New Research Identifies ‘Green’ Consumer Types

NORTH OLMSTED, OH— If you thought green was a trend primarily embraced by Generations X and Y, think again. Indeed, the green demographic crosses all age groups, according to new consumer research conducted by Moen, Inc., the plumbing products manufacturer based here.

Rather than age, it appears that key values and financial status are defining characteristics in determining consumers’ level of interest in green products, according to the Moen report, which was presented at a recent Sustainability Roundtable in New York City.

Additionally, the report showed that consumers are more likely to choose green products when the products offer both long-term value (energy savings, durability, high quality) and proof of greenness (third-party certification).

The study divided consumers into four groups based on their level of eco-consciousness. By observing consumer buying behaviors, the study identified key buying motivations for each group, as well as major purchasing drivers.
According to the study, each group is distinctive, both in its interest in green and its key values.

Dark Greens

The first group, labeled “Dark Greens,” are the most eco-conscious, and are motivated by a sense of responsibility to the planet. Dark Greens come from all age groups, and tend to be from the mid to upper economic levels, according to the report. Key values for this group were identified as a belief in the green movement, a strong sense of community and personal pride.

Medium Greens

Medium Greens, the next most eco-aware group, have a heightened consciousness of green issues, and include young parents concerned about protecting the earth for their children and grandchildren, as well as protecting their families from toxins and other chemicals. Affluent greenies also fall into this designation. Again, this group encompasses all ages, according to Moen’s research, which identifies key values for this group as hope, convenience and prevention.

Light Greens

Less eco-conscious are the Light Greens, who include the uber-urbans, emerging middle class and 20-something city dwellers. Many of the Light Greens embrace the eco-friendly movement because it’s trendy. “Green is the new cool” seems to be this group’s motto. However, this group tends to be somewhat cost sensitive, so pricing will be critical in determining whether or not they buy green. Key values for this group include thrift, practicality, self-expression and status.


The last group includes “Non-Greens,” which, again, span all age groups. Non-Greens tend to be focused on survival (the income challenged) or material gain (the newly affluent), the survey says. This group’s key values include stability, security, choice and entitlement.

Each group also has different purchasing drivers, the report notes. For instance, Dark Greens are driven by products that are eco-friendly but effective; Medium Greens will assess value against price point, and are motivated by products that make it easy for them to go green. Eco-chic design and affordable pricing are drivers for the Light Greens, while Non-Greens simply want the best product for the cheapest price.

Value Matters

So, how can kitchen and bath professionals use these consumer profiles to increase their sale of green products and services?

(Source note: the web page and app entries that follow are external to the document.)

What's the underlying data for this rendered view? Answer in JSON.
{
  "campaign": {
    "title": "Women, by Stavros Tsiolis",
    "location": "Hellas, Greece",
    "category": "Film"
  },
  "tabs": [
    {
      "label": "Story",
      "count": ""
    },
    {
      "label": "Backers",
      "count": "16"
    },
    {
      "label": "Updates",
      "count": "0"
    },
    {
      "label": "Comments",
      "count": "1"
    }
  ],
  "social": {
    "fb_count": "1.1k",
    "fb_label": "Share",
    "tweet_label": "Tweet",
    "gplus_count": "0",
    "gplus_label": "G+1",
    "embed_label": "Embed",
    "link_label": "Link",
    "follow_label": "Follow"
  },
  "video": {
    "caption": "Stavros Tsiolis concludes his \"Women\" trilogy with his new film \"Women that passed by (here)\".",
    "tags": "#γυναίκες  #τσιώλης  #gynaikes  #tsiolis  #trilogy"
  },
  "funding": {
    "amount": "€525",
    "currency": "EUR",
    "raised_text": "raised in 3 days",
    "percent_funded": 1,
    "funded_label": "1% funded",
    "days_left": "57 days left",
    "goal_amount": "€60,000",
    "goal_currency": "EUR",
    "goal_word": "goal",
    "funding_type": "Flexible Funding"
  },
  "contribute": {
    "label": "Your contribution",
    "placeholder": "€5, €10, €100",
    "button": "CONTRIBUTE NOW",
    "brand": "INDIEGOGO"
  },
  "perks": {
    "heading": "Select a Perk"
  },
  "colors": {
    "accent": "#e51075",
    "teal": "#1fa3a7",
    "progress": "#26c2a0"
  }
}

While the green movement is clearly growing, one of the key issues with advancing eco-consciousness is the cost associated with going green. Green experts generally estimate that designing a green kitchen or bath will cost approximately 10% more than a non-green one. And in a challenging economy where consumers are more value-oriented than ever, convincing consumers to pay more for green products might seem like an impossible task.

But the Moen research points out that it’s not just price that drives consumers, but value. Products that conserve water, save energy or provide a healthier living environment offer tangible selling points.

Likewise, certifications that prove a product’s greenness add value to the product. As the report noted, “Eco certifications for product design, building and more are distinguishing the genuinely green from the poseurs. Label-reading consumers want proof of what they’re paying for.”

Additionally, it should be noted that there’s a certain intrinsic value in going green, whether it comes from an interest in the planet or a desire for the status associated with green’s chic factor.

In fact, when Moen asked consumers, “If a retailer raised prices to be more environmentally friendly, would you pay more?” a surprising 39% said that they would.

Additionally, while consumers surveyed rated convenient location, low prices, selection of products and customer service as higher priorities than a firm’s environmental consciousness, the good news for green enthusiasts is that more than half (52%) still rated a firm’s eco-consciousness as “very” or “somewhat” important, compared to 32% who were neutral, and only 16% who said this was not very important.

Ultimately, the report notes, successfully selling green is about offering “greenvenience.” As the report concludes, “Consumers expect convenient and no-sacrifice products that make it easier to be green.”